REQUIRED ACTION: Every line containing the string "just" is to be copied from the records.

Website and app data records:
========

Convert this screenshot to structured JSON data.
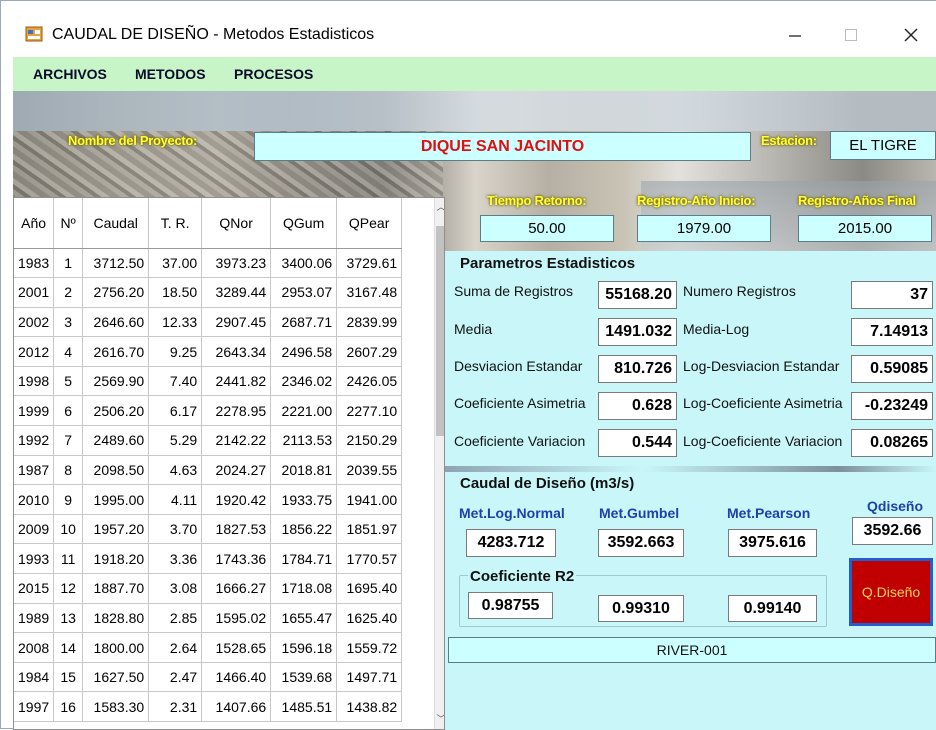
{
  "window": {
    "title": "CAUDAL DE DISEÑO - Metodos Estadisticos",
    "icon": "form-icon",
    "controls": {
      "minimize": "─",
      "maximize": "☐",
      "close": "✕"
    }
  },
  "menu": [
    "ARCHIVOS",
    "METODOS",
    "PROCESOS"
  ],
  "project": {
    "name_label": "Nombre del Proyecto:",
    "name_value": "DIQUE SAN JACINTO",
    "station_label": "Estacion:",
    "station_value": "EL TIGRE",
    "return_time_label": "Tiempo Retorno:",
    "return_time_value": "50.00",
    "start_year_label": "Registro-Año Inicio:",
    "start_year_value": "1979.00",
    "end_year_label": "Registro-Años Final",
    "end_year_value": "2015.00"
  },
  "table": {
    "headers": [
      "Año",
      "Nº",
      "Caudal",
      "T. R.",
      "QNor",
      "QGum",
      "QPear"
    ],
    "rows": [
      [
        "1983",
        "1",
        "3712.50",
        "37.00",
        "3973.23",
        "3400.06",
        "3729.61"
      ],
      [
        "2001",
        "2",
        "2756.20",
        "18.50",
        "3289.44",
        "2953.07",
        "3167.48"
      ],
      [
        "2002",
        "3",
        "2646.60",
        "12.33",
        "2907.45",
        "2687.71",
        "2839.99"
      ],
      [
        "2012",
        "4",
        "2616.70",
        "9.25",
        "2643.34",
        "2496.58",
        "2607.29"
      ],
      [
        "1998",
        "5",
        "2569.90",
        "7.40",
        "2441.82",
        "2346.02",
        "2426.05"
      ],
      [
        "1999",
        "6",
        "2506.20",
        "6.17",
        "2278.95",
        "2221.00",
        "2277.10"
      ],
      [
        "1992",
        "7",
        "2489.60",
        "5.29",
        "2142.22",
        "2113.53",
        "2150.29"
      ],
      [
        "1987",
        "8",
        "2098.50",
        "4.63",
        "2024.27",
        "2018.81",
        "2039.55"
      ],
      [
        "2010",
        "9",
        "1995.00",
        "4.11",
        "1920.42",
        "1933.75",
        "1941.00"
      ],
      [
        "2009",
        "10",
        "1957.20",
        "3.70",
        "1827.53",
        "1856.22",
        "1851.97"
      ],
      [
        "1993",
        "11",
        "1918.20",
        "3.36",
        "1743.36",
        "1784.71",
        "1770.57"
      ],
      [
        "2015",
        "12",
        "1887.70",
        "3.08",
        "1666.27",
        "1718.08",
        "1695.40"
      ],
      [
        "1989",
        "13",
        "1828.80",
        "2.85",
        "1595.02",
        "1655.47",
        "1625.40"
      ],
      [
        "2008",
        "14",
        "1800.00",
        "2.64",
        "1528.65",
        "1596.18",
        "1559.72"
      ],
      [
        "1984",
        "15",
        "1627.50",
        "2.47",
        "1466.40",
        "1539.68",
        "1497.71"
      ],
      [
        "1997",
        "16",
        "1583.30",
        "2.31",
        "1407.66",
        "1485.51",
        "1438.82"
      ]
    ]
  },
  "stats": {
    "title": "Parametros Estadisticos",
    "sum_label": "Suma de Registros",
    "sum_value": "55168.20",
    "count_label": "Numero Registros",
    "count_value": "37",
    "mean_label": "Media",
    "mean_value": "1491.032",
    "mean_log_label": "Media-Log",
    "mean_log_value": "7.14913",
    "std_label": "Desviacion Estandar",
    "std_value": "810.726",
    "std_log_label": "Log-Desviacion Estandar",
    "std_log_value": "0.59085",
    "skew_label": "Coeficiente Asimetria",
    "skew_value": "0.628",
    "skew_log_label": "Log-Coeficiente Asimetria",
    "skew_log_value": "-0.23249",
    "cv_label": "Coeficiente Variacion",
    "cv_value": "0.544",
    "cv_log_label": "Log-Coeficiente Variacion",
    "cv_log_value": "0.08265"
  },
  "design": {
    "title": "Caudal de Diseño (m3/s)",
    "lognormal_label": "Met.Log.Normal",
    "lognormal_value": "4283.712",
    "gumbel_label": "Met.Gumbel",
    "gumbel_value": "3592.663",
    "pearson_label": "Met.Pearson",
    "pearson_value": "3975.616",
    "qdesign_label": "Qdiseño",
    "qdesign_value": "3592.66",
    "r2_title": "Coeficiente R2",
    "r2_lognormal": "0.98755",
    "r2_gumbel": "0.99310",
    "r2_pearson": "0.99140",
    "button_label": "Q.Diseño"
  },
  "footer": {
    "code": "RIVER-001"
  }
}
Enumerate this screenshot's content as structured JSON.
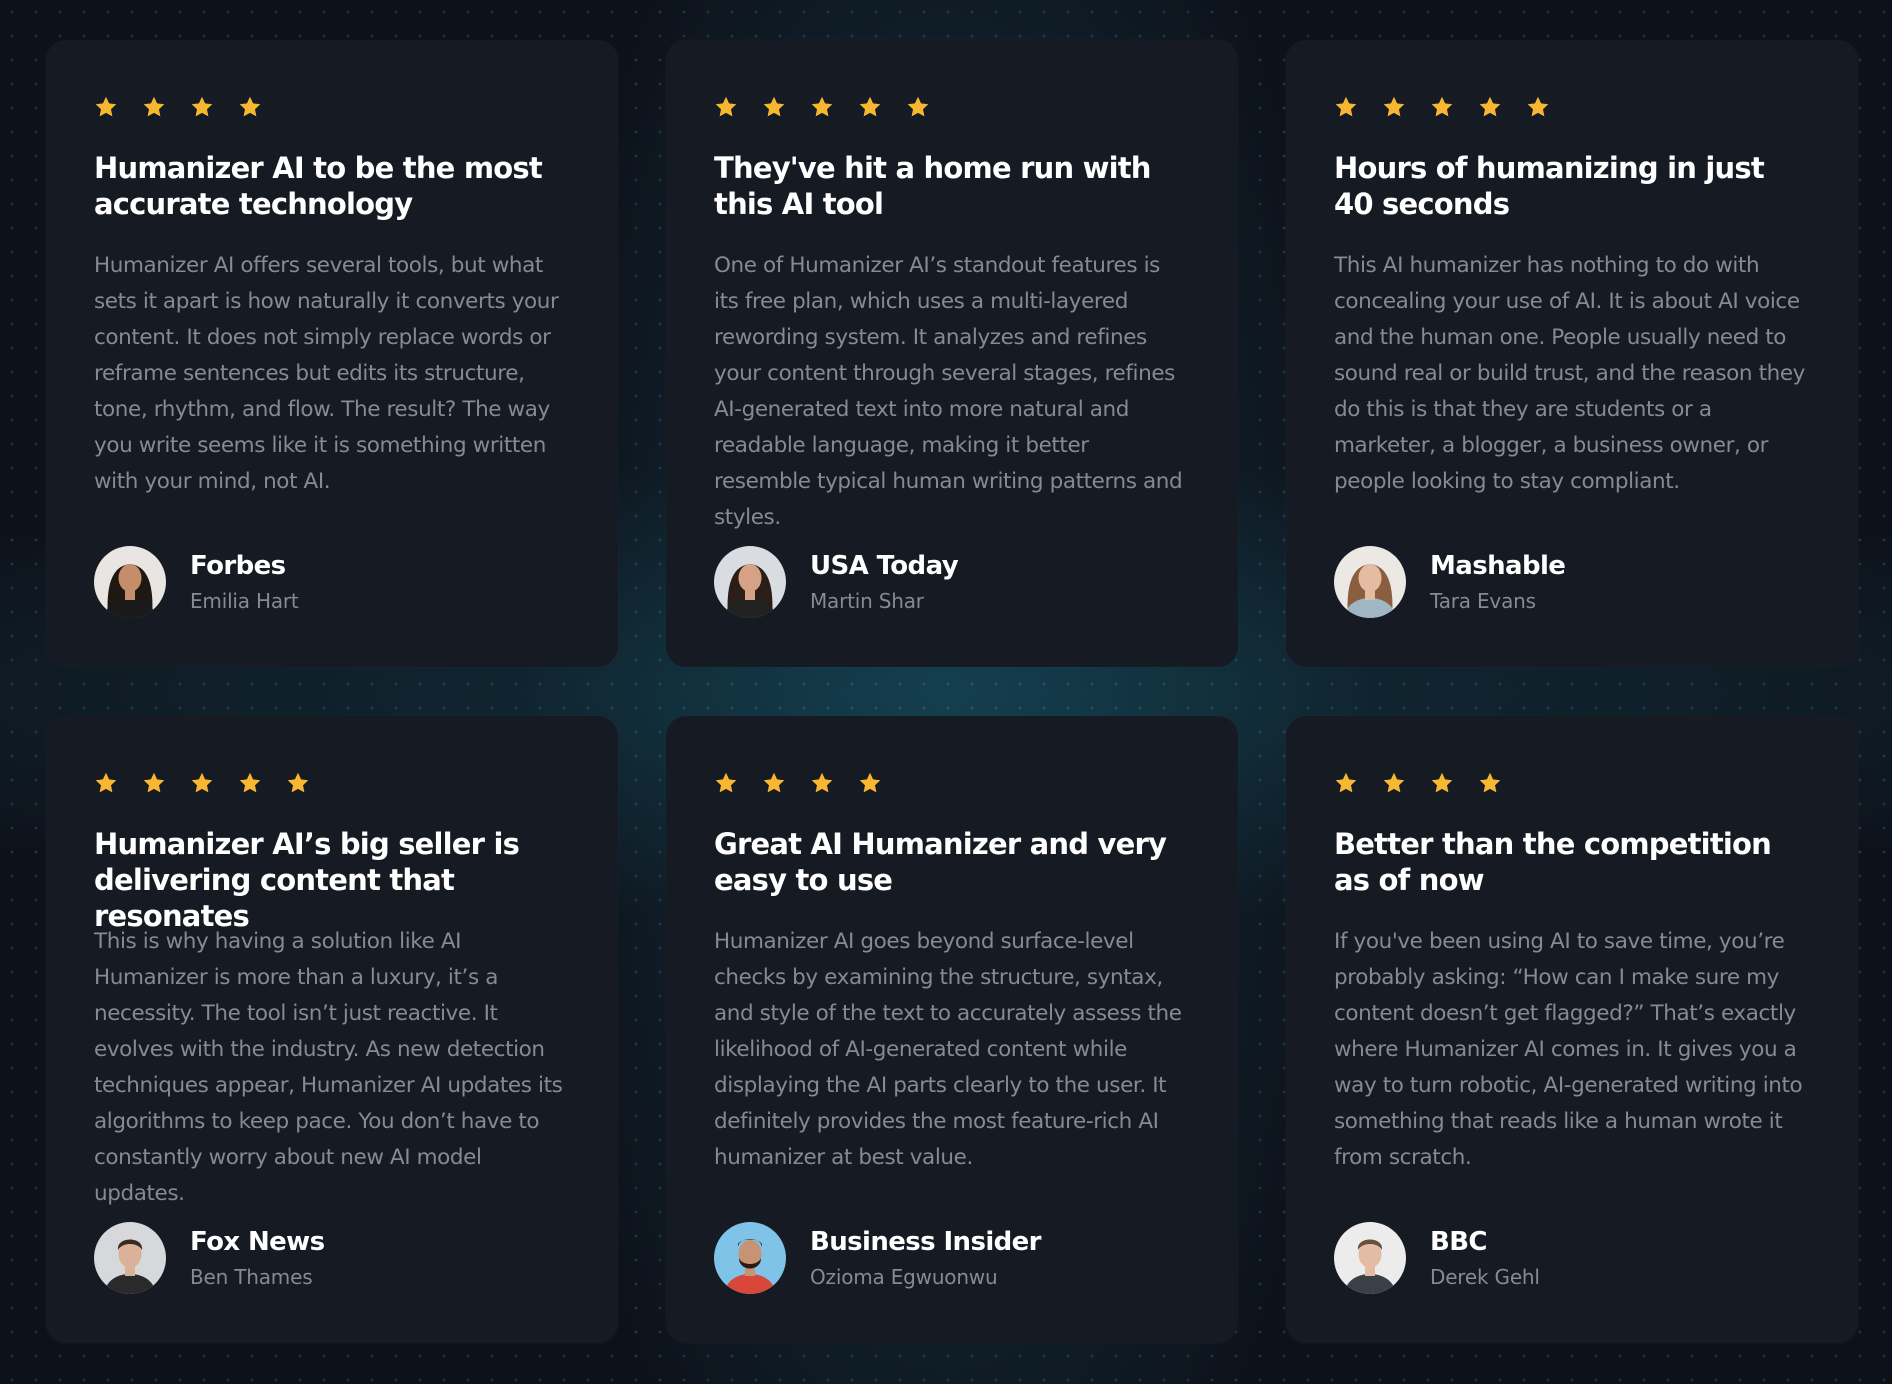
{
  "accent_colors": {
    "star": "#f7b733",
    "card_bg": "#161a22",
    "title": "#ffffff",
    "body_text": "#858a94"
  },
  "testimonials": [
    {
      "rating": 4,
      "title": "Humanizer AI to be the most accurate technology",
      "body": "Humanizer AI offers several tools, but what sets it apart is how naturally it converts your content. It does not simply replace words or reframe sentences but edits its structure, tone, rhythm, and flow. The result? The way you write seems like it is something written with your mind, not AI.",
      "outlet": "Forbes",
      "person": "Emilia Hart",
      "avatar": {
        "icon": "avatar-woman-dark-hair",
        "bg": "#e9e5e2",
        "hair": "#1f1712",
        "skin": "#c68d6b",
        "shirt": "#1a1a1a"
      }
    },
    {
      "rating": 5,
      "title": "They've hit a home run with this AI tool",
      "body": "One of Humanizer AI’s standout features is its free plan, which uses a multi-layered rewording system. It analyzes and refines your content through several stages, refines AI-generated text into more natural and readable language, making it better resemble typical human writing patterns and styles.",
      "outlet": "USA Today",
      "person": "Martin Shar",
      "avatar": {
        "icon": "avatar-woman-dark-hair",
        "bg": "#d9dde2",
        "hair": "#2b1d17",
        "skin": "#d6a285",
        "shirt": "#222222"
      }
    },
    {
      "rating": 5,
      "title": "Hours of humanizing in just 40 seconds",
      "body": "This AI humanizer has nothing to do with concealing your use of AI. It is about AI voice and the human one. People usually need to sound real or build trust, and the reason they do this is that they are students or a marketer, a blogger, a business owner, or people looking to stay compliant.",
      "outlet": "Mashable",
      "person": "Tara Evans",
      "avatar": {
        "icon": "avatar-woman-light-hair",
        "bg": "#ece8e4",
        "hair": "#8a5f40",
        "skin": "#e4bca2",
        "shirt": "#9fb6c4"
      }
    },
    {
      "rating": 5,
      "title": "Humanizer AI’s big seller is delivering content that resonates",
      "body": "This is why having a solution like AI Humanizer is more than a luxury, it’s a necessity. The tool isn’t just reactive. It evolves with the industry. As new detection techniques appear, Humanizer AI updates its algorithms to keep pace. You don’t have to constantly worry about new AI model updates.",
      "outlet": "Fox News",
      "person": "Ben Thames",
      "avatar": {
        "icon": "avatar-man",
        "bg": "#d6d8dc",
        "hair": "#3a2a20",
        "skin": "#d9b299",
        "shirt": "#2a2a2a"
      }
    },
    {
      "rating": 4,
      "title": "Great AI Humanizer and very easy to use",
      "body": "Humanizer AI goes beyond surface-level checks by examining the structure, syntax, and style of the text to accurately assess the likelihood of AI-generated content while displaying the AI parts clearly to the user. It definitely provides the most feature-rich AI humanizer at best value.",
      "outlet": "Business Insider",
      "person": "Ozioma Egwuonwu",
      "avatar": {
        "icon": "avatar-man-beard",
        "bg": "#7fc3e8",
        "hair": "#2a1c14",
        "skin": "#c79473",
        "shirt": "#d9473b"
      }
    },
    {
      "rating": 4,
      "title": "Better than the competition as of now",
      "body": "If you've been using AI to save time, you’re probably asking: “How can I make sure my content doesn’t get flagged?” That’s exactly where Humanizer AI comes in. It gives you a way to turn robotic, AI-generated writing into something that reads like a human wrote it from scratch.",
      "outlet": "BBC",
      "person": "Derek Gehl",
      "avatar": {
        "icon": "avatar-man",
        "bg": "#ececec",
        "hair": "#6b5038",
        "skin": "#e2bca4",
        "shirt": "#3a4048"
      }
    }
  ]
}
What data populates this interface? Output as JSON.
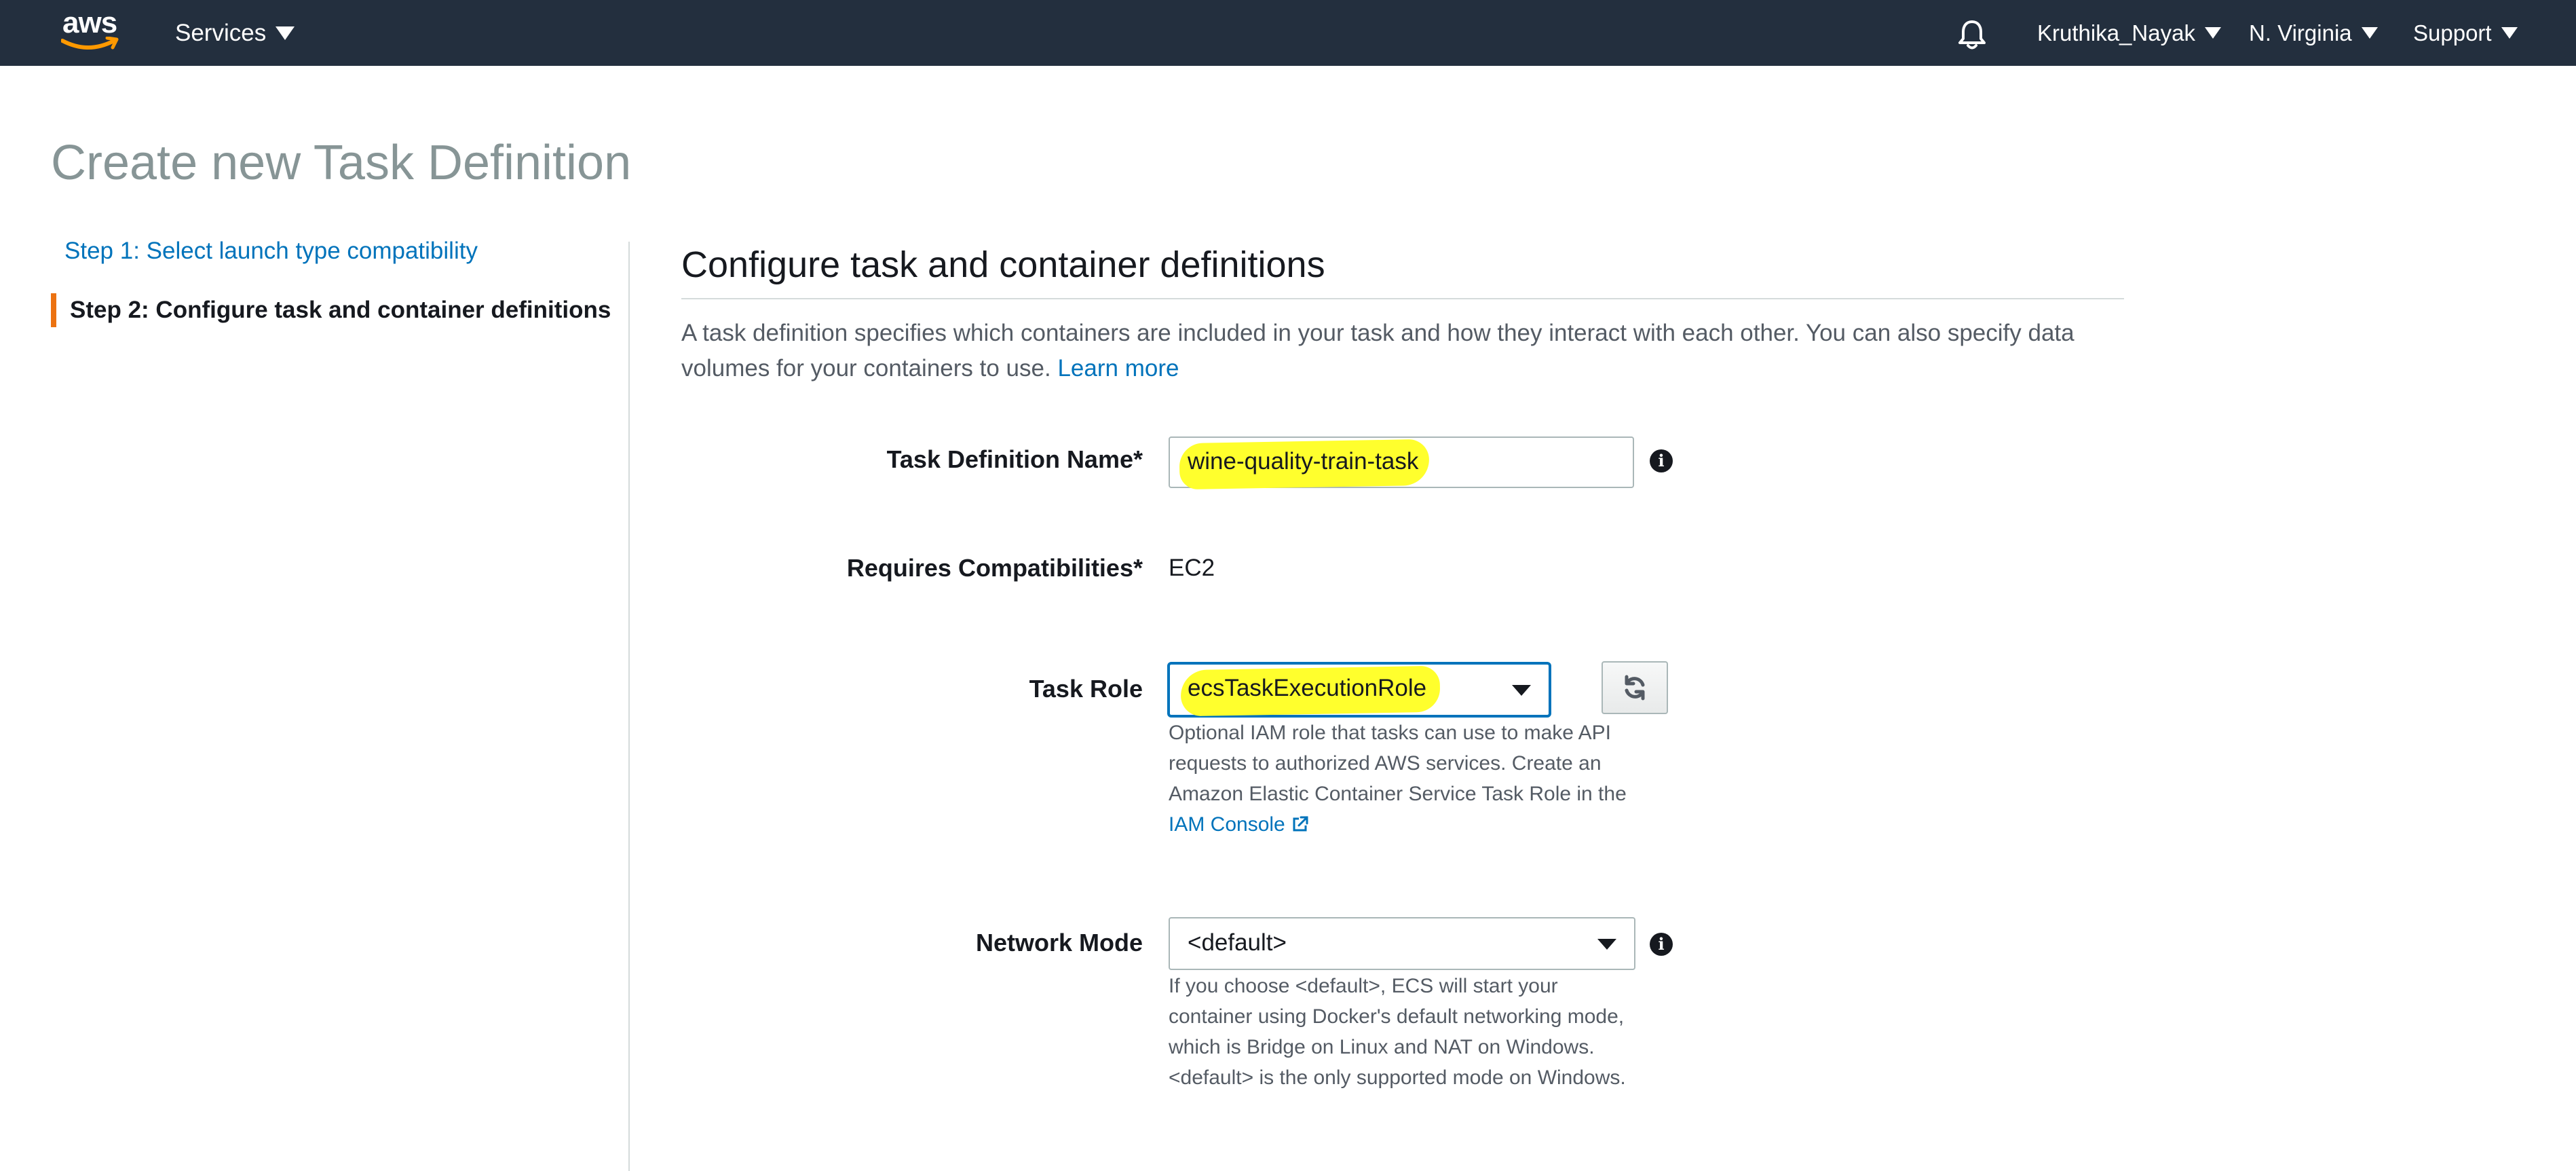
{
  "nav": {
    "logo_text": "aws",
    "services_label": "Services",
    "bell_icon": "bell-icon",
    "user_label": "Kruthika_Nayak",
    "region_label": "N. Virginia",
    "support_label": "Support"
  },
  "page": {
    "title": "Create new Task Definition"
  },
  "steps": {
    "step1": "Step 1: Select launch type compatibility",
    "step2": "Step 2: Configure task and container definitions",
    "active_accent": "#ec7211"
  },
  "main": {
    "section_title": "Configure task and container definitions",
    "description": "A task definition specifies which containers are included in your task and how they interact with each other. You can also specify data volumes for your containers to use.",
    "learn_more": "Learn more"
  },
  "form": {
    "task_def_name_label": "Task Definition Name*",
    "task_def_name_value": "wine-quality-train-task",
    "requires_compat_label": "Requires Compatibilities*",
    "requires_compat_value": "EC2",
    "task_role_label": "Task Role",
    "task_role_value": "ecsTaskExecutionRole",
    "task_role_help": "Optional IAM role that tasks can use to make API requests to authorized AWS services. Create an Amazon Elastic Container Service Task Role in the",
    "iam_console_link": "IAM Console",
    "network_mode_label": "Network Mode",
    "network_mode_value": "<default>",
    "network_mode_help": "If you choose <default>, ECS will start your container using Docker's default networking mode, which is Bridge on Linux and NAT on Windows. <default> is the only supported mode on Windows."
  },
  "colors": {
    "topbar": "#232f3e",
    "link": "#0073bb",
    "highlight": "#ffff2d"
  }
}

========

ANSWER SPACE:
      "title": "Hours of humanizing in just 40 seconds",
      "body": "This is why having a solution like AI Humanizer is more than a luxury, it’s a necessity. The tool isn’t just reactive. It evolves with the industry. As new detection techniques appear, Humanizer AI updates its algorithms to keep pace. You don’t have to constantly worry about new AI model updates.",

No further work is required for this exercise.